like you used to do?
my hair is still curly
and my eyes are still blue
So why don’t you love me like you used to do?
Someone asked me if I’d be willing to do critiques on my flock – why I selected and kept a particular sheep. What I liked and what I didn’t. I’m willing, but it’s a rather overwhelming project right now, so I’m going to start with a ram lamb that didn’t make the cut.
Few things have as much potential as a young lamb. The possibilities are endless for a lamb with nice markings and a nice birth fleece.
Gallivant was the most asked about ram lamb. He had potential!
So what happened?
Gallivant is freckled, which is sadly disappointing as neither parent is freckled. Gallivant has a slight eyelid notch. It’s slight enough that I really have to pull up his eyelid to see it. I don’t normally cull for such a slight notch, but it is something I consider.
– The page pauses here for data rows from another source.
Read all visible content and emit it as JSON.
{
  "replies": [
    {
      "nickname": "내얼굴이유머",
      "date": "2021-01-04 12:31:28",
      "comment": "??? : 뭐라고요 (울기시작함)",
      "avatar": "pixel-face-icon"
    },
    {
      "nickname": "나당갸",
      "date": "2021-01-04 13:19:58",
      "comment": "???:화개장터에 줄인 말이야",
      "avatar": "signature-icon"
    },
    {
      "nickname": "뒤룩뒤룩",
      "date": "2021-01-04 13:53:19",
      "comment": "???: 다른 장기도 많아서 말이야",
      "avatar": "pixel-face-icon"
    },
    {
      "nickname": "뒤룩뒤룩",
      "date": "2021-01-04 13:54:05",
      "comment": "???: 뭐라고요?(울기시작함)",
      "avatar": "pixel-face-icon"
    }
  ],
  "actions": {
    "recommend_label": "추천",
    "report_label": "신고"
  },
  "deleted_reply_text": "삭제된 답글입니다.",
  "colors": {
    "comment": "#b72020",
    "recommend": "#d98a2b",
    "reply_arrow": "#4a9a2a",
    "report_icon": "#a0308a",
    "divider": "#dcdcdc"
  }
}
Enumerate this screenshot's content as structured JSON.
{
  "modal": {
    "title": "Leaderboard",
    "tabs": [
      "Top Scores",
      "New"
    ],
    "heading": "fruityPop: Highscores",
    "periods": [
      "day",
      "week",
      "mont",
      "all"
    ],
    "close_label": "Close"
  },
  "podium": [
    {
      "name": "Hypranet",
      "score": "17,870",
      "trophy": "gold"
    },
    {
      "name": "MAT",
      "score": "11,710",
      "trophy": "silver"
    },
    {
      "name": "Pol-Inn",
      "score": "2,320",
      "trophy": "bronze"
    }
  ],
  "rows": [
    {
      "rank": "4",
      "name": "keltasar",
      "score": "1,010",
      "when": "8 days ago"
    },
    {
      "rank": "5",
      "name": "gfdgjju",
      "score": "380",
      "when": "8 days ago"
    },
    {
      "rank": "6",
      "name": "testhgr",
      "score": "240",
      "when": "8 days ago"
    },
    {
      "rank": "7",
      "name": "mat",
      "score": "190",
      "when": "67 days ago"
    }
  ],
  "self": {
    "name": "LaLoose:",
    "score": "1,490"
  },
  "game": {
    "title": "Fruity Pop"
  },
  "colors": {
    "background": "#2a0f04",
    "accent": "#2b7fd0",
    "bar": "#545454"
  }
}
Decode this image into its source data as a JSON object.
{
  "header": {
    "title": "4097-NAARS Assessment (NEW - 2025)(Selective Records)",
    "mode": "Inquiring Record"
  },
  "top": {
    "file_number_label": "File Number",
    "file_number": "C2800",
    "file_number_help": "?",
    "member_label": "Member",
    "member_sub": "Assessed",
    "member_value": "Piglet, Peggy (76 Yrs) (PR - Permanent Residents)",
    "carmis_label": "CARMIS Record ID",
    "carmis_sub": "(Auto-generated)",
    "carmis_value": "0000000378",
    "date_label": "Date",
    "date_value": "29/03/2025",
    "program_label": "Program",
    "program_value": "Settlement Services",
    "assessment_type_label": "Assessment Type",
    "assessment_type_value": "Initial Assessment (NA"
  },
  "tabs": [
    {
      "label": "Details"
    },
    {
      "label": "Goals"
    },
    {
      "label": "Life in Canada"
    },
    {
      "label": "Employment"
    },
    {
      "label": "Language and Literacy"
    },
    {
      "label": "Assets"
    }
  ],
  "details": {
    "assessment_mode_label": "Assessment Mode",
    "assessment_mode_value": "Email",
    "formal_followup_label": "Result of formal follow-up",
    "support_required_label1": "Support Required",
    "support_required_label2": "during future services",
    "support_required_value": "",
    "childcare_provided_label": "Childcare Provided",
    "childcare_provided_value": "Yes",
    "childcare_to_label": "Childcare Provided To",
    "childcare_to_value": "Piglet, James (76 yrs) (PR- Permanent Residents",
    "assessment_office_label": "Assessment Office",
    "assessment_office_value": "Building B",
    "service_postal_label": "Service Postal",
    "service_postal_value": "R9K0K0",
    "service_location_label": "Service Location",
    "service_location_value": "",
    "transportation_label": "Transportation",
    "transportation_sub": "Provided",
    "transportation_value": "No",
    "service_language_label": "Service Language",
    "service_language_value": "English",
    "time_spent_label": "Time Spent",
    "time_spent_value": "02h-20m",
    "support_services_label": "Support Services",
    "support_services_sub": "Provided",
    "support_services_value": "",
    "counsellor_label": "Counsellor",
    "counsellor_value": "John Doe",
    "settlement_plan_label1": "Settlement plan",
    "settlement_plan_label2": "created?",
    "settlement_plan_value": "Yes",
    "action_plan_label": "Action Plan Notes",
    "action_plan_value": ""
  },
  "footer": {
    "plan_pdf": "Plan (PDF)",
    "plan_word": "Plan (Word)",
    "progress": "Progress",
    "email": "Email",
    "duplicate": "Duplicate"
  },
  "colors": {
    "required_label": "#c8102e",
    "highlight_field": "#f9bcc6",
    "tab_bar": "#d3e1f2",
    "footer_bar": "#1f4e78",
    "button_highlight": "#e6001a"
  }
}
Gallivant had not yet jumped all the way to a wax paper future.
As his lateral horns have moved back, his path to the freezer has moved forward
Lower (lateral) horns that grow into the face, cheek or neck are not desirable per the JSBA standard as well as posing a potential (potential isn’t always positive!) for being a threat to the animal’s well being.
Gallivant’s horns take such a drastic backwards turn that the tips are not visible from the front.
Horns can change so drastically, it’s a definite nail biting time watching the lambs develop. Raising Jacobs is full of promises and potential and sometimes disappointment, but it’s always exciting and fulfilling.
It’s not all disappointment.
Bristol is looking good
So is Pearson
Dashiell’s horns are well spaced with widely swept laterals and tops set well back – he’s a favorite..
Bartram’s horns have potential!!
Murphy has perfectly balanced horns and is a great fleece WETHER potential